**Information shown**
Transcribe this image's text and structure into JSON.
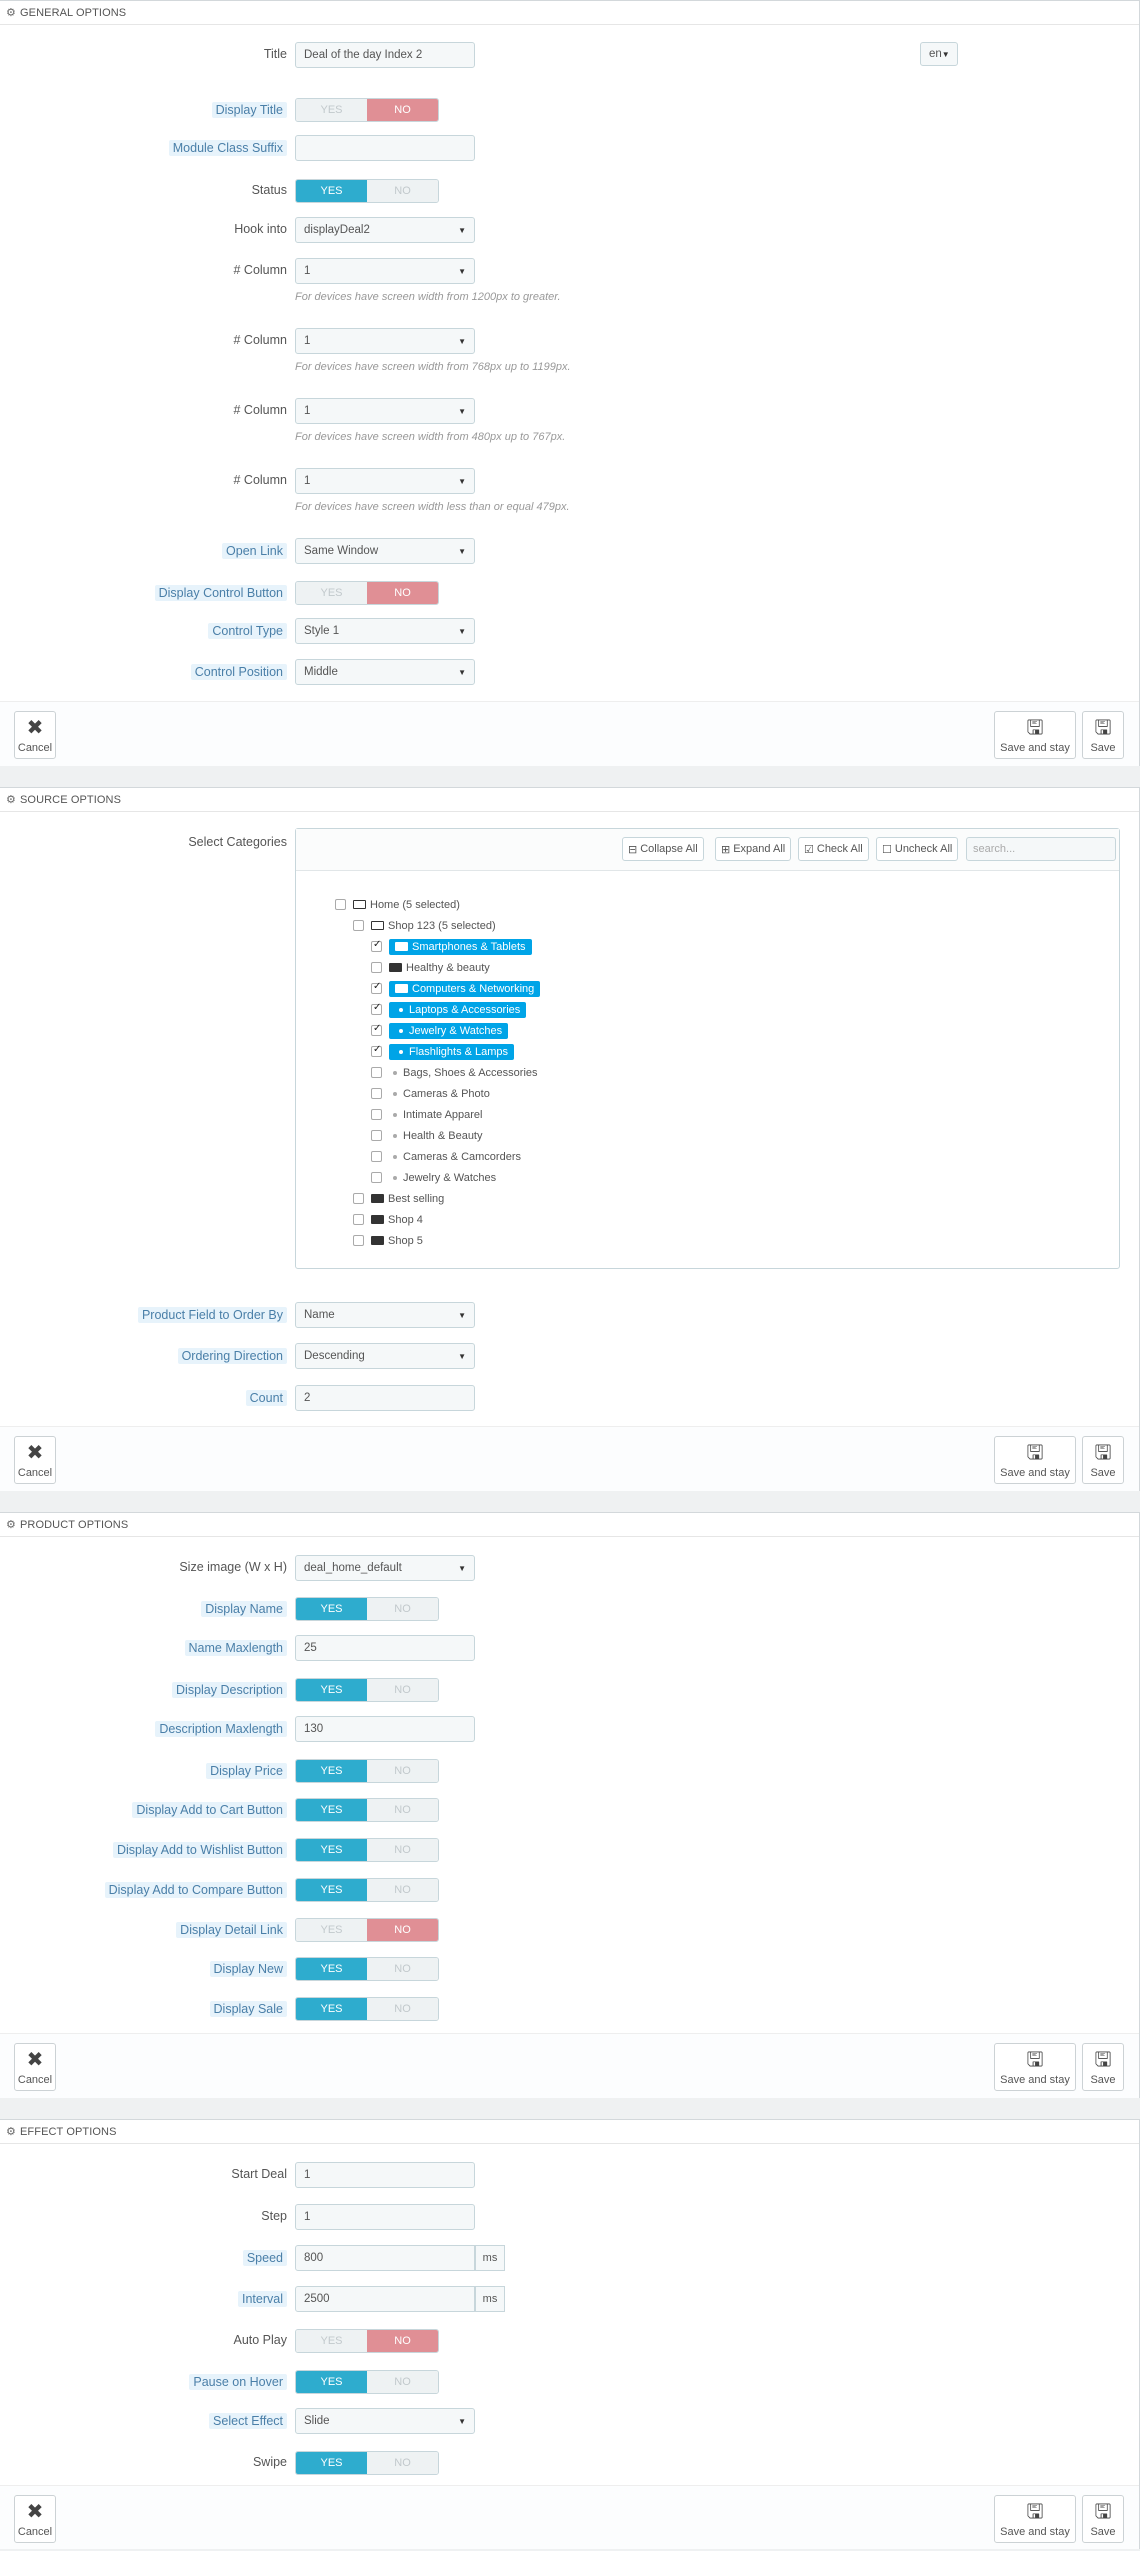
{
  "general": {
    "heading": "GENERAL OPTIONS",
    "title_label": "Title",
    "title_value": "Deal of the day Index 2",
    "lang": "en",
    "display_title_label": "Display Title",
    "module_class_suffix_label": "Module Class Suffix",
    "status_label": "Status",
    "hook_into_label": "Hook into",
    "hook_into_value": "displayDeal2",
    "column_label": "# Column",
    "column_value": "1",
    "column_help_1": "For devices have screen width from 1200px to greater.",
    "column_help_2": "For devices have screen width from 768px up to 1199px.",
    "column_help_3": "For devices have screen width from 480px up to 767px.",
    "column_help_4": "For devices have screen width less than or equal 479px.",
    "open_link_label": "Open Link",
    "open_link_value": "Same Window",
    "display_control_button_label": "Display Control Button",
    "control_type_label": "Control Type",
    "control_type_value": "Style 1",
    "control_position_label": "Control Position",
    "control_position_value": "Middle"
  },
  "toggle": {
    "yes": "YES",
    "no": "NO"
  },
  "buttons": {
    "cancel": "Cancel",
    "save_and_stay": "Save and stay",
    "save": "Save"
  },
  "source": {
    "heading": "SOURCE OPTIONS",
    "select_categories_label": "Select Categories",
    "collapse_all": "Collapse All",
    "expand_all": "Expand All",
    "check_all": "Check All",
    "uncheck_all": "Uncheck All",
    "search_placeholder": "search...",
    "tree": {
      "home": "Home (5 selected)",
      "shop123": "Shop 123 (5 selected)",
      "n1": "Smartphones & Tablets",
      "n2": "Healthy & beauty",
      "n3": "Computers & Networking",
      "n4": "Laptops & Accessories",
      "n5": "Jewelry & Watches",
      "n6": "Flashlights & Lamps",
      "n7": "Bags, Shoes & Accessories",
      "n8": "Cameras & Photo",
      "n9": "Intimate Apparel",
      "n10": "Health & Beauty",
      "n11": "Cameras & Camcorders",
      "n12": "Jewelry & Watches",
      "best_selling": "Best selling",
      "shop4": "Shop 4",
      "shop5": "Shop 5"
    },
    "order_by_label": "Product Field to Order By",
    "order_by_value": "Name",
    "ordering_direction_label": "Ordering Direction",
    "ordering_direction_value": "Descending",
    "count_label": "Count",
    "count_value": "2"
  },
  "product": {
    "heading": "PRODUCT OPTIONS",
    "size_image_label": "Size image (W x H)",
    "size_image_value": "deal_home_default",
    "display_name_label": "Display Name",
    "name_maxlength_label": "Name Maxlength",
    "name_maxlength_value": "25",
    "display_description_label": "Display Description",
    "description_maxlength_label": "Description Maxlength",
    "description_maxlength_value": "130",
    "display_price_label": "Display Price",
    "display_add_to_cart_label": "Display Add to Cart Button",
    "display_add_to_wishlist_label": "Display Add to Wishlist Button",
    "display_add_to_compare_label": "Display Add to Compare Button",
    "display_detail_link_label": "Display Detail Link",
    "display_new_label": "Display New",
    "display_sale_label": "Display Sale"
  },
  "effect": {
    "heading": "EFFECT OPTIONS",
    "start_deal_label": "Start Deal",
    "start_deal_value": "1",
    "step_label": "Step",
    "step_value": "1",
    "speed_label": "Speed",
    "speed_value": "800",
    "interval_label": "Interval",
    "interval_value": "2500",
    "ms": "ms",
    "auto_play_label": "Auto Play",
    "pause_on_hover_label": "Pause on Hover",
    "select_effect_label": "Select Effect",
    "select_effect_value": "Slide",
    "swipe_label": "Swipe"
  }
}
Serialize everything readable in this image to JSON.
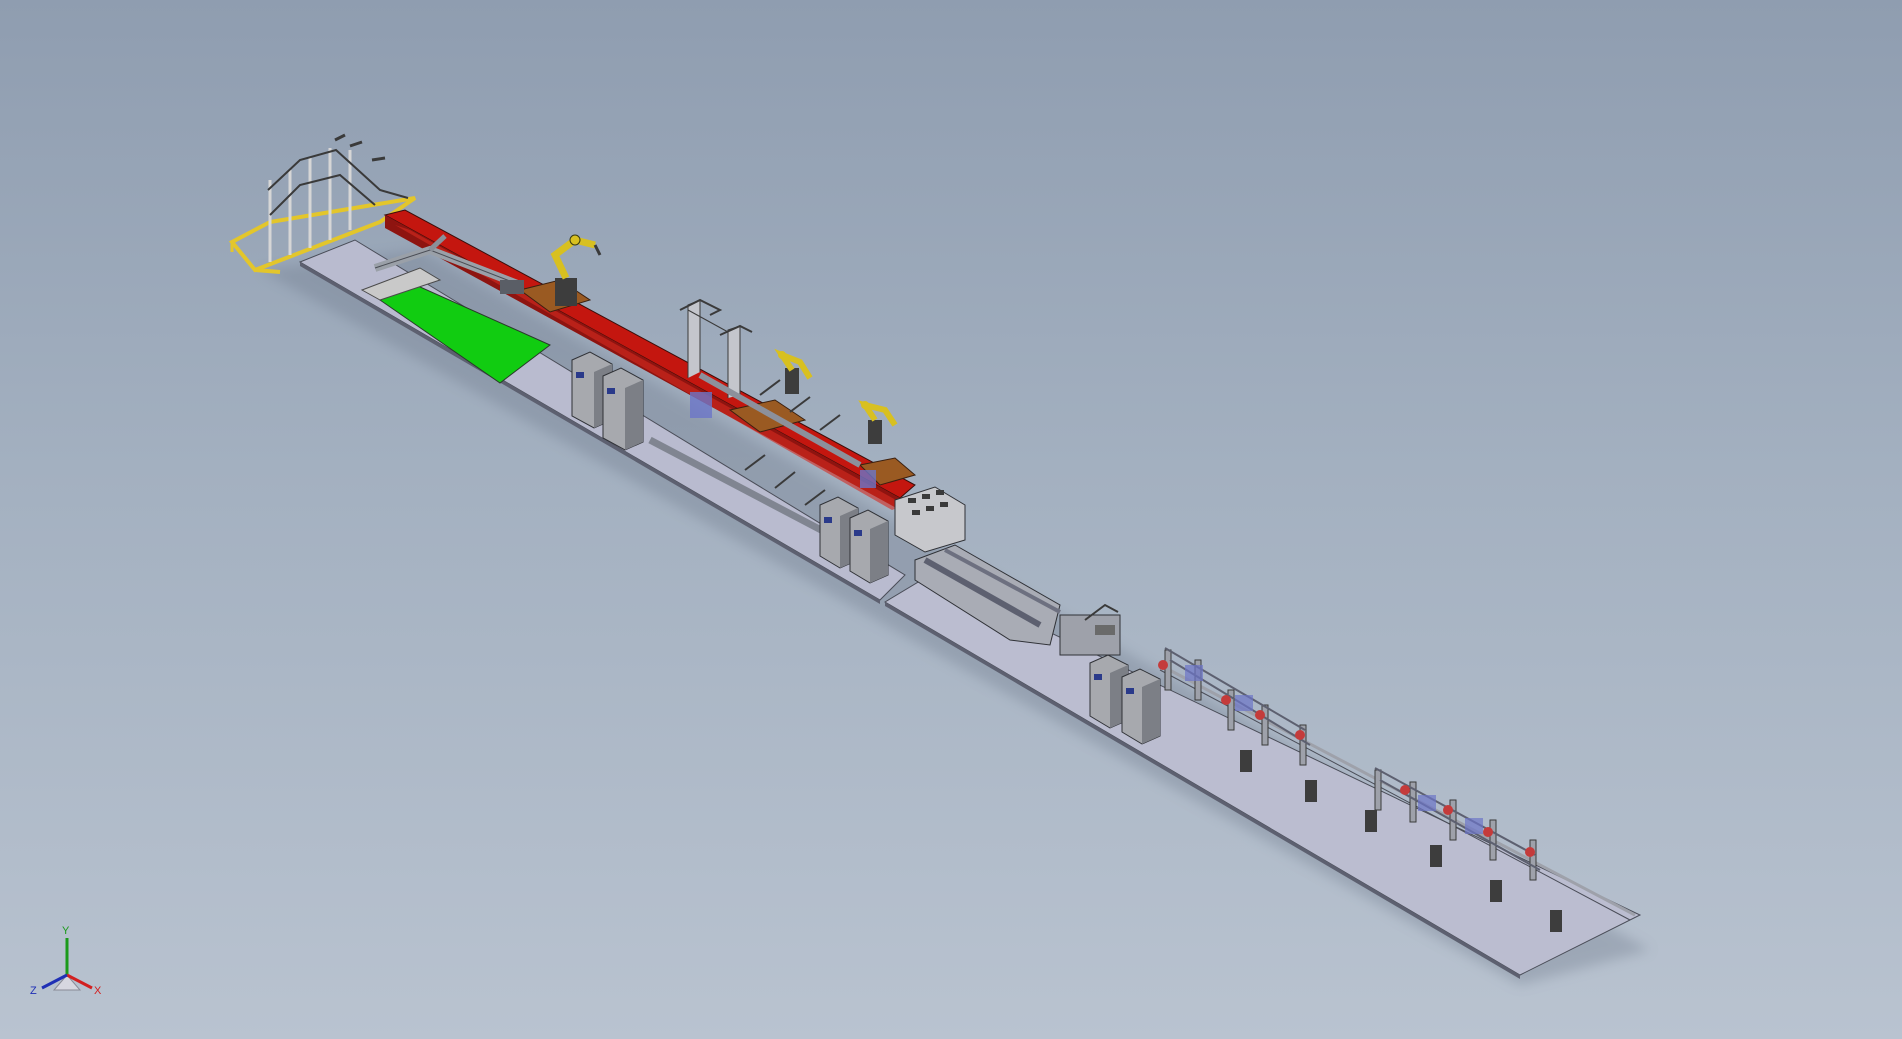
{
  "triad": {
    "x_label": "X",
    "y_label": "Y",
    "z_label": "Z"
  },
  "colors": {
    "background_top": "#8f9db0",
    "background_bottom": "#b9c3d0",
    "floor_plate": "#b8b9cc",
    "red_rail": "#c4160f",
    "green_zone": "#11cc11",
    "robot_yellow": "#d8c020",
    "cabinet_gray": "#a7a9ae",
    "brown_pad": "#9a5a22",
    "frame_yellow": "#e3c62b"
  }
}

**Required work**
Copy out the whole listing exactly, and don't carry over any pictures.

**Reply to the exercise**
Transcribe this image's text and structure into JSON.
{
  "general": {
    "heading": "GENERAL OPTIONS",
    "title_label": "Title",
    "title_value": "Deal of the day Index 2",
    "lang": "en",
    "display_title_label": "Display Title",
    "module_class_suffix_label": "Module Class Suffix",
    "status_label": "Status",
    "hook_into_label": "Hook into",
    "hook_into_value": "displayDeal2",
    "column_label": "# Column",
    "column_value": "1",
    "column_help_1": "For devices have screen width from 1200px to greater.",
    "column_help_2": "For devices have screen width from 768px up to 1199px.",
    "column_help_3": "For devices have screen width from 480px up to 767px.",
    "column_help_4": "For devices have screen width less than or equal 479px.",
    "open_link_label": "Open Link",
    "open_link_value": "Same Window",
    "display_control_button_label": "Display Control Button",
    "control_type_label": "Control Type",
    "control_type_value": "Style 1",
    "control_position_label": "Control Position",
    "control_position_value": "Middle"
  },
  "toggle": {
    "yes": "YES",
    "no": "NO"
  },
  "buttons": {
    "cancel": "Cancel",
    "save_and_stay": "Save and stay",
    "save": "Save"
  },
  "source": {
    "heading": "SOURCE OPTIONS",
    "select_categories_label": "Select Categories",
    "collapse_all": "Collapse All",
    "expand_all": "Expand All",
    "check_all": "Check All",
    "uncheck_all": "Uncheck All",
    "search_placeholder": "search...",
    "tree": {
      "home": "Home (5 selected)",
      "shop123": "Shop 123 (5 selected)",
      "n1": "Smartphones & Tablets",
      "n2": "Healthy & beauty",
      "n3": "Computers & Networking",
      "n4": "Laptops & Accessories",
      "n5": "Jewelry & Watches",
      "n6": "Flashlights & Lamps",
      "n7": "Bags, Shoes & Accessories",
      "n8": "Cameras & Photo",
      "n9": "Intimate Apparel",
      "n10": "Health & Beauty",
      "n11": "Cameras & Camcorders",
      "n12": "Jewelry & Watches",
      "best_selling": "Best selling",
      "shop4": "Shop 4",
      "shop5": "Shop 5"
    },
    "order_by_label": "Product Field to Order By",
    "order_by_value": "Name",
    "ordering_direction_label": "Ordering Direction",
    "ordering_direction_value": "Descending",
    "count_label": "Count",
    "count_value": "2"
  },
  "product": {
    "heading": "PRODUCT OPTIONS",
    "size_image_label": "Size image (W x H)",
    "size_image_value": "deal_home_default",
    "display_name_label": "Display Name",
    "name_maxlength_label": "Name Maxlength",
    "name_maxlength_value": "25",
    "display_description_label": "Display Description",
    "description_maxlength_label": "Description Maxlength",
    "description_maxlength_value": "130",
    "display_price_label": "Display Price",
    "display_add_to_cart_label": "Display Add to Cart Button",
    "display_add_to_wishlist_label": "Display Add to Wishlist Button",
    "display_add_to_compare_label": "Display Add to Compare Button",
    "display_detail_link_label": "Display Detail Link",
    "display_new_label": "Display New",
    "display_sale_label": "Display Sale"
  },
  "effect": {
    "heading": "EFFECT OPTIONS",
    "start_deal_label": "Start Deal",
    "start_deal_value": "1",
    "step_label": "Step",
    "step_value": "1",
    "speed_label": "Speed",
    "speed_value": "800",
    "interval_label": "Interval",
    "interval_value": "2500",
    "ms": "ms",
    "auto_play_label": "Auto Play",
    "pause_on_hover_label": "Pause on Hover",
    "select_effect_label": "Select Effect",
    "select_effect_value": "Slide",
    "swipe_label": "Swipe"
  }
}
Serialize everything readable in this image to JSON.
{
  "triad": {
    "x_label": "X",
    "y_label": "Y",
    "z_label": "Z"
  },
  "colors": {
    "background_top": "#8f9db0",
    "background_bottom": "#b9c3d0",
    "floor_plate": "#b8b9cc",
    "red_rail": "#c4160f",
    "green_zone": "#11cc11",
    "robot_yellow": "#d8c020",
    "cabinet_gray": "#a7a9ae",
    "brown_pad": "#9a5a22",
    "frame_yellow": "#e3c62b"
  }
}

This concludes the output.